Well, IBM rallied a bit during the fourth quarter of 2017, and apparently that was enough to send Berkshire heading for the exits. The stake is worth about $378 million at Thursday's prices.

Berkshire said it held 18.9 million shares of Teva at the end of the year. The ownership in Q3 2015 is extremely high, at Infinity of the outstanding shares. Last May, the billionaire investor said he had liquidated almost one third of his stake in IBM.

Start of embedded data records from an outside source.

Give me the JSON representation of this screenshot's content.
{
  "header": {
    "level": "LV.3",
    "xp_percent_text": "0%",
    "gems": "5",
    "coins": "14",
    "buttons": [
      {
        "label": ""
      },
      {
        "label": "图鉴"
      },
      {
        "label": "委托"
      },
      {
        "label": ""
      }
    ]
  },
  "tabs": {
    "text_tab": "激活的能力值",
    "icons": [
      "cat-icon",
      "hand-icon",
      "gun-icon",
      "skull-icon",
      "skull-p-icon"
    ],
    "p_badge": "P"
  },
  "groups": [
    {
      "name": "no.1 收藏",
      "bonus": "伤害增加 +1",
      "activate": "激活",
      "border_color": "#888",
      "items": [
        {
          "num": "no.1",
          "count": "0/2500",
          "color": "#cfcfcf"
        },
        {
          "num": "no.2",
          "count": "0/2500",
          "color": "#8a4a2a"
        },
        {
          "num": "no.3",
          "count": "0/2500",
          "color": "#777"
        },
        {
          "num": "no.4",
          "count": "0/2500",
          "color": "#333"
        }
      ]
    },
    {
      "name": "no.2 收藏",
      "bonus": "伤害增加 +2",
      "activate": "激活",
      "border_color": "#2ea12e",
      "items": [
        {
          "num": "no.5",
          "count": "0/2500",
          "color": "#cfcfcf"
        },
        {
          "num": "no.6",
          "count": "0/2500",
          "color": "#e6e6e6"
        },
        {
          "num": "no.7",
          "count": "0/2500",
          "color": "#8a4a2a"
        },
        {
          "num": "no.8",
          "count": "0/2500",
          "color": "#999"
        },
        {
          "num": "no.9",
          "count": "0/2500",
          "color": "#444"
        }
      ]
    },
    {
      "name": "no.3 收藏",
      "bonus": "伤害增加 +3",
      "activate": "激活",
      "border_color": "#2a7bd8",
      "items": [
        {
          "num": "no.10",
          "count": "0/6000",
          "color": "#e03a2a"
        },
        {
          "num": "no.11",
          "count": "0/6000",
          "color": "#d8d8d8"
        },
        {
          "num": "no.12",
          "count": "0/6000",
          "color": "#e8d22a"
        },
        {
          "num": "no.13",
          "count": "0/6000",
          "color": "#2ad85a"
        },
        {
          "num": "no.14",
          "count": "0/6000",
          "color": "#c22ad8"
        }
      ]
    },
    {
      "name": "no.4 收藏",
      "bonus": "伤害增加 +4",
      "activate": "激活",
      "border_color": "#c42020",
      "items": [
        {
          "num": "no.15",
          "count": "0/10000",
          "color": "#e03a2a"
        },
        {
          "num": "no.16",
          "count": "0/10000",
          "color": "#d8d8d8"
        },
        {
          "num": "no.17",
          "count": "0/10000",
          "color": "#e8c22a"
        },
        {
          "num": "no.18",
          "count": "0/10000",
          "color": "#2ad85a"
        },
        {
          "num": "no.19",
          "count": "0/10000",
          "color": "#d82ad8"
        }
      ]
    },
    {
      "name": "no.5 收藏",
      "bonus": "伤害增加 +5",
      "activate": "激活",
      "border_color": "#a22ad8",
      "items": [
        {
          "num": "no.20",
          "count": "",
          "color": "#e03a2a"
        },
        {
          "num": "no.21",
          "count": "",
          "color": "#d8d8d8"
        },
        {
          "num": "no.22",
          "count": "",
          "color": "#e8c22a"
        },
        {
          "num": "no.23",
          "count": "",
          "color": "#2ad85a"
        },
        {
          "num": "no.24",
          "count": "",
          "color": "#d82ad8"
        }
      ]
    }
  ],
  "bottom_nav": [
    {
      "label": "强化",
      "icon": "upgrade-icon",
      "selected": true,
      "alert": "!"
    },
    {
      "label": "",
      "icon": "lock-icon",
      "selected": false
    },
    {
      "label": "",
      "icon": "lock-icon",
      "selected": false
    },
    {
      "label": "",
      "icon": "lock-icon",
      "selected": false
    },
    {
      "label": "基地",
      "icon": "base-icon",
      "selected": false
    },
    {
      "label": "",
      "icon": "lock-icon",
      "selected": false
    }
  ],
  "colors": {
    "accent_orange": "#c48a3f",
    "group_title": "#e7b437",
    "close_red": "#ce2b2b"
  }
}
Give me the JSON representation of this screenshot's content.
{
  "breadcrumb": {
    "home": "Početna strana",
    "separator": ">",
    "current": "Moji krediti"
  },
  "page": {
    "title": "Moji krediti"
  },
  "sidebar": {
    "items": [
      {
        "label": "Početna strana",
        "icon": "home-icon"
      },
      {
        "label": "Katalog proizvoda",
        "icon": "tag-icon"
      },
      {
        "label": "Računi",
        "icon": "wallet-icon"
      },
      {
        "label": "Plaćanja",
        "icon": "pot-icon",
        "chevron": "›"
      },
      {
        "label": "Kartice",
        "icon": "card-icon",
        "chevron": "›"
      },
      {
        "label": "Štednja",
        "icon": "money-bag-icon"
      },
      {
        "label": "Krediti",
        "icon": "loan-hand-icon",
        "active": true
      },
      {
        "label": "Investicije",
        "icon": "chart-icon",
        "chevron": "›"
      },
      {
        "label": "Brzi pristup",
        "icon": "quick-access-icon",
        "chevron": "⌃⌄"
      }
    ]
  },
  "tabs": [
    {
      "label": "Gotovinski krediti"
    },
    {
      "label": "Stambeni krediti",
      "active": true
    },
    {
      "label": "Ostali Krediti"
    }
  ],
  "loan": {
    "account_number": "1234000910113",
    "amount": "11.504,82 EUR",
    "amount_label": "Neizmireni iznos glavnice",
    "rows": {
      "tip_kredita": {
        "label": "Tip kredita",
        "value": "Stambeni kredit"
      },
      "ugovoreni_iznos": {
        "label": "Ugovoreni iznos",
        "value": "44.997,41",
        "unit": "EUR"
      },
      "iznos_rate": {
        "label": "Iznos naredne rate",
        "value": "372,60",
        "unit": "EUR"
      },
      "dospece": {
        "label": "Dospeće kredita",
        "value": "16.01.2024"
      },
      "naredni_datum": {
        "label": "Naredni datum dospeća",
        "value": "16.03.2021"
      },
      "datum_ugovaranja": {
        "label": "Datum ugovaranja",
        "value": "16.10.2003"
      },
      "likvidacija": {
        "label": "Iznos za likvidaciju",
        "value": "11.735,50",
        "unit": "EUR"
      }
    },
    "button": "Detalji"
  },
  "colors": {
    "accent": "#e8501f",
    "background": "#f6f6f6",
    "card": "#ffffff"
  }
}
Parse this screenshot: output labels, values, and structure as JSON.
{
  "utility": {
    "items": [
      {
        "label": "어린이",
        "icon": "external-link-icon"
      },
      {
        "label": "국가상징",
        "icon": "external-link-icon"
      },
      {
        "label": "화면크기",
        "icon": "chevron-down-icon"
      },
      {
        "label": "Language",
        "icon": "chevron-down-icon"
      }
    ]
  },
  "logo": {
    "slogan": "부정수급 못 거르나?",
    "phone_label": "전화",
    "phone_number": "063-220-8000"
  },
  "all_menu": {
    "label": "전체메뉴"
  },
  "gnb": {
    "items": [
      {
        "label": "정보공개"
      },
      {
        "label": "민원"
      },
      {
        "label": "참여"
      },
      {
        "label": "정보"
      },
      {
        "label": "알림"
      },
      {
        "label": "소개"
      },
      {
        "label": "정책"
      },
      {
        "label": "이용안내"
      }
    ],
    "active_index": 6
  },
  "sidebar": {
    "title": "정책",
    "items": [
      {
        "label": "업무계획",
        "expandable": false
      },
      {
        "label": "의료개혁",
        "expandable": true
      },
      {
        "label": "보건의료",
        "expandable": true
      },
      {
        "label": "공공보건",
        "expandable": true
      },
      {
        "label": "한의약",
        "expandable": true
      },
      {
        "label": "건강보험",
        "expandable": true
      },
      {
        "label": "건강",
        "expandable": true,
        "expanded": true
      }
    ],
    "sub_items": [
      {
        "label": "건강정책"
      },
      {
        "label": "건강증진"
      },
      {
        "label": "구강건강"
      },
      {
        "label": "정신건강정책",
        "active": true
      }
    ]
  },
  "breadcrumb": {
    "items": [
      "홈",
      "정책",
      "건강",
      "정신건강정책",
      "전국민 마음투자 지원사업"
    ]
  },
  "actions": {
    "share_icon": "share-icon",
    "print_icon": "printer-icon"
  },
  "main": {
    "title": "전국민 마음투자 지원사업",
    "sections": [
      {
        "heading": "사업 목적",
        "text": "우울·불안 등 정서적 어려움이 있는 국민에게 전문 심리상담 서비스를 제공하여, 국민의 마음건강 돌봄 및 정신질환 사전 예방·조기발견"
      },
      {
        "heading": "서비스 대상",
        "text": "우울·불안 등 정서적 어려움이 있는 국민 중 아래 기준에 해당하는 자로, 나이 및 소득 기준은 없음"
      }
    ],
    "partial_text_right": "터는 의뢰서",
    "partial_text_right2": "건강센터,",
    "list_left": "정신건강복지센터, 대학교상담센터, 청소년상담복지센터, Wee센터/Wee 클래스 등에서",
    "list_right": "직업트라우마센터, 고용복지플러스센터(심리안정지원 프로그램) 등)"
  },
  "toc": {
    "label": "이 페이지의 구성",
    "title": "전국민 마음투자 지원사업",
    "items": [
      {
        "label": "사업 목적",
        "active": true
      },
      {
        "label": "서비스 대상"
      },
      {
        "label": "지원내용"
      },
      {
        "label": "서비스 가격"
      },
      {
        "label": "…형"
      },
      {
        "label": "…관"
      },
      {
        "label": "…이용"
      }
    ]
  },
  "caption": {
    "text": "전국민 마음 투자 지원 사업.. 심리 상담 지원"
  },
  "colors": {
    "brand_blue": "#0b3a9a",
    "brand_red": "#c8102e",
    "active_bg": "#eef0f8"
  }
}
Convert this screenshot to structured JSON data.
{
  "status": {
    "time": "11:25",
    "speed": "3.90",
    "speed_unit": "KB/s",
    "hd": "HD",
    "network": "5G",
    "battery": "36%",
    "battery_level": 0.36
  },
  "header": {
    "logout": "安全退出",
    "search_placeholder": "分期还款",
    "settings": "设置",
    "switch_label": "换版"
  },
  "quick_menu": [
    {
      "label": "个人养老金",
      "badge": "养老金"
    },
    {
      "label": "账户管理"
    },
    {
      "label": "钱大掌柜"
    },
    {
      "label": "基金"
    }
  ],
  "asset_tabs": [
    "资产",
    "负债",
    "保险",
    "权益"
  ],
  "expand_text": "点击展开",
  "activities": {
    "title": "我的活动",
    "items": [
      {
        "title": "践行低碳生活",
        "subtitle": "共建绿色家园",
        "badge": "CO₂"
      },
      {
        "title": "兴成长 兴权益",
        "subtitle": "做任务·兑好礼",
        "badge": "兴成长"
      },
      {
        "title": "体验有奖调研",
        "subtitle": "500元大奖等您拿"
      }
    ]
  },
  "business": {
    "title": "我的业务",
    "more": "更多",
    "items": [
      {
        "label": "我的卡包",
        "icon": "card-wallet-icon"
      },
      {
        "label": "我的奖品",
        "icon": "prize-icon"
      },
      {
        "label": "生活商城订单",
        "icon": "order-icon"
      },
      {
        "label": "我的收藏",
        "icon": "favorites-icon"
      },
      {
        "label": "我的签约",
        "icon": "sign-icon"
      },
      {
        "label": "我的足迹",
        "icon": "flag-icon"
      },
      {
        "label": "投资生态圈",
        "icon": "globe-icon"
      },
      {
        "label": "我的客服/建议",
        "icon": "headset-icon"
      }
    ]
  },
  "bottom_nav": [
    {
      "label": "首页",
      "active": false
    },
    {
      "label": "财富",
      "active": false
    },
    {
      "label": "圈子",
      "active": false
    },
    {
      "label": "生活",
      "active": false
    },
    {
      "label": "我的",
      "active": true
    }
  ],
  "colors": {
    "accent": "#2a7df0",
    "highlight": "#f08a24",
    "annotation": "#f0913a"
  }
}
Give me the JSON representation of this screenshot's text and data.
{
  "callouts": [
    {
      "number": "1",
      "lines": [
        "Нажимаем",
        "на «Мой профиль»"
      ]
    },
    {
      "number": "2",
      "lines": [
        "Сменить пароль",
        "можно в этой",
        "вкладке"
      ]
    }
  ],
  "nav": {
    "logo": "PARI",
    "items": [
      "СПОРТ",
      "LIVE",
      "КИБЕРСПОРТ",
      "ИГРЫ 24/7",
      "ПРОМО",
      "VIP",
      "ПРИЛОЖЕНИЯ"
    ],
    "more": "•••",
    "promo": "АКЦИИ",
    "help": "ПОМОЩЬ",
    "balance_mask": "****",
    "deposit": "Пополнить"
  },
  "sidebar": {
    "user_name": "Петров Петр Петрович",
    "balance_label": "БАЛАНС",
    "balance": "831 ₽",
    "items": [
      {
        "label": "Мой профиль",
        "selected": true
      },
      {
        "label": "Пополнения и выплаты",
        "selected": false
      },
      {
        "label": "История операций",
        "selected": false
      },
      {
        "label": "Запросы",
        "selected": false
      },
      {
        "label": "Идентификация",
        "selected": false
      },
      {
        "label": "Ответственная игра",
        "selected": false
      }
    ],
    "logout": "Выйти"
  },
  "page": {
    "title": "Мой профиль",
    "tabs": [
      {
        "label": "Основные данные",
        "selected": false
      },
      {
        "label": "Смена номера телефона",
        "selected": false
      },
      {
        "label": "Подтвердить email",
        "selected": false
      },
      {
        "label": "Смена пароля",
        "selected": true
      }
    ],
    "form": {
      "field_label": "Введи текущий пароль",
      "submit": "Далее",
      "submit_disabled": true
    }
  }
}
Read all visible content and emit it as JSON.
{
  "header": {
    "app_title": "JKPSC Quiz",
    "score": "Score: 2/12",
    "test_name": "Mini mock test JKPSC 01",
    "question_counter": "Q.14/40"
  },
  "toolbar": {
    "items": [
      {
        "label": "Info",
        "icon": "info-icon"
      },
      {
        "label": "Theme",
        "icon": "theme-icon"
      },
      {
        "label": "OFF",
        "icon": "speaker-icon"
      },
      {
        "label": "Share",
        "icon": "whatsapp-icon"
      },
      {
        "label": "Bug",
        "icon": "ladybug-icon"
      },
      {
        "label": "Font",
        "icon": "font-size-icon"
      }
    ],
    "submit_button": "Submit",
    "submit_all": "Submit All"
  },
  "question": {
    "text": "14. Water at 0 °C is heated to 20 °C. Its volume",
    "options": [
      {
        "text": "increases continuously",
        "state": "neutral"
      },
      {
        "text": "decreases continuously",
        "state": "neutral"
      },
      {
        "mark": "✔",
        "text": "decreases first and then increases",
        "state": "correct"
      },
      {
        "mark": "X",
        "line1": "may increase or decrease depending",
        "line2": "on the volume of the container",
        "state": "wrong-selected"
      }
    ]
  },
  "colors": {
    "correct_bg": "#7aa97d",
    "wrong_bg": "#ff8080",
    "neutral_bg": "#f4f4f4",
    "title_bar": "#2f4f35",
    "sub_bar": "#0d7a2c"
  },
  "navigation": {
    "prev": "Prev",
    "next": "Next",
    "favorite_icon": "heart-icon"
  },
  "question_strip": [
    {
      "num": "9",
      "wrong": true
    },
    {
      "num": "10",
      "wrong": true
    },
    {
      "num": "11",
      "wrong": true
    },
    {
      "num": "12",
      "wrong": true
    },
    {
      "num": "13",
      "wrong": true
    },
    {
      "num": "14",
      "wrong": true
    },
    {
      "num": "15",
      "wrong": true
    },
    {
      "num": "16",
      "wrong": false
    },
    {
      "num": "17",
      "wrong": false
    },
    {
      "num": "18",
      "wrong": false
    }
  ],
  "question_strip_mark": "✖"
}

That means Apple overtook Wells Fargo as Berkshire Hathaway's biggest common stock investment. We won't know what he's buying now until mid-May, but many of its investors are probably hoping for more buying, especially after the recent market correction.